Given entries:
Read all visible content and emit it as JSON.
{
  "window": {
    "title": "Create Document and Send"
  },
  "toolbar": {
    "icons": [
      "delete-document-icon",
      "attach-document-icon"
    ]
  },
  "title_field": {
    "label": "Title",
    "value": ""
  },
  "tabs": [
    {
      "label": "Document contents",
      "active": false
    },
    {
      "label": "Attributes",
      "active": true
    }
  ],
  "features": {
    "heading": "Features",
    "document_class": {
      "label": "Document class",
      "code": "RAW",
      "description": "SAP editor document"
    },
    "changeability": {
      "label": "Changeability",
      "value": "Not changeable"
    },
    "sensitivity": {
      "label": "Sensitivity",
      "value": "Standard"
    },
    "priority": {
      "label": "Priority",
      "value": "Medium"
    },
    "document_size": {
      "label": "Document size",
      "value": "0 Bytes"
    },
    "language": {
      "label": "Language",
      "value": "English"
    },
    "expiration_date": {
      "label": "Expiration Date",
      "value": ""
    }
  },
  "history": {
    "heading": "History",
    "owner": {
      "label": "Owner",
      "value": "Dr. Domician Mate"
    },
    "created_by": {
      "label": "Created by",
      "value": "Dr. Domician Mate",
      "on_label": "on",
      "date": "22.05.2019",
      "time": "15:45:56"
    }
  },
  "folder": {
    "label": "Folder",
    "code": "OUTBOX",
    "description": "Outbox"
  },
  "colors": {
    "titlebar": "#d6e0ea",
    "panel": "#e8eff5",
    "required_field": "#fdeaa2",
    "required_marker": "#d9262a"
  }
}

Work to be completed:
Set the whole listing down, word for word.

Output below:
Read all visible content and emit it as JSON.
{
  "window": {
    "title": "Create Document and Send"
  },
  "toolbar": {
    "icons": [
      "delete-document-icon",
      "attach-document-icon"
    ]
  },
  "title_field": {
    "label": "Title",
    "value": ""
  },
  "tabs": [
    {
      "label": "Document contents",
      "active": false
    },
    {
      "label": "Attributes",
      "active": true
    }
  ],
  "features": {
    "heading": "Features",
    "document_class": {
      "label": "Document class",
      "code": "RAW",
      "description": "SAP editor document"
    },
    "changeability": {
      "label": "Changeability",
      "value": "Not changeable"
    },
    "sensitivity": {
      "label": "Sensitivity",
      "value": "Standard"
    },
    "priority": {
      "label": "Priority",
      "value": "Medium"
    },
    "document_size": {
      "label": "Document size",
      "value": "0 Bytes"
    },
    "language": {
      "label": "Language",
      "value": "English"
    },
    "expiration_date": {
      "label": "Expiration Date",
      "value": ""
    }
  },
  "history": {
    "heading": "History",
    "owner": {
      "label": "Owner",
      "value": "Dr. Domician Mate"
    },
    "created_by": {
      "label": "Created by",
      "value": "Dr. Domician Mate",
      "on_label": "on",
      "date": "22.05.2019",
      "time": "15:45:56"
    }
  },
  "folder": {
    "label": "Folder",
    "code": "OUTBOX",
    "description": "Outbox"
  },
  "colors": {
    "titlebar": "#d6e0ea",
    "panel": "#e8eff5",
    "required_field": "#fdeaa2",
    "required_marker": "#d9262a"
  }
}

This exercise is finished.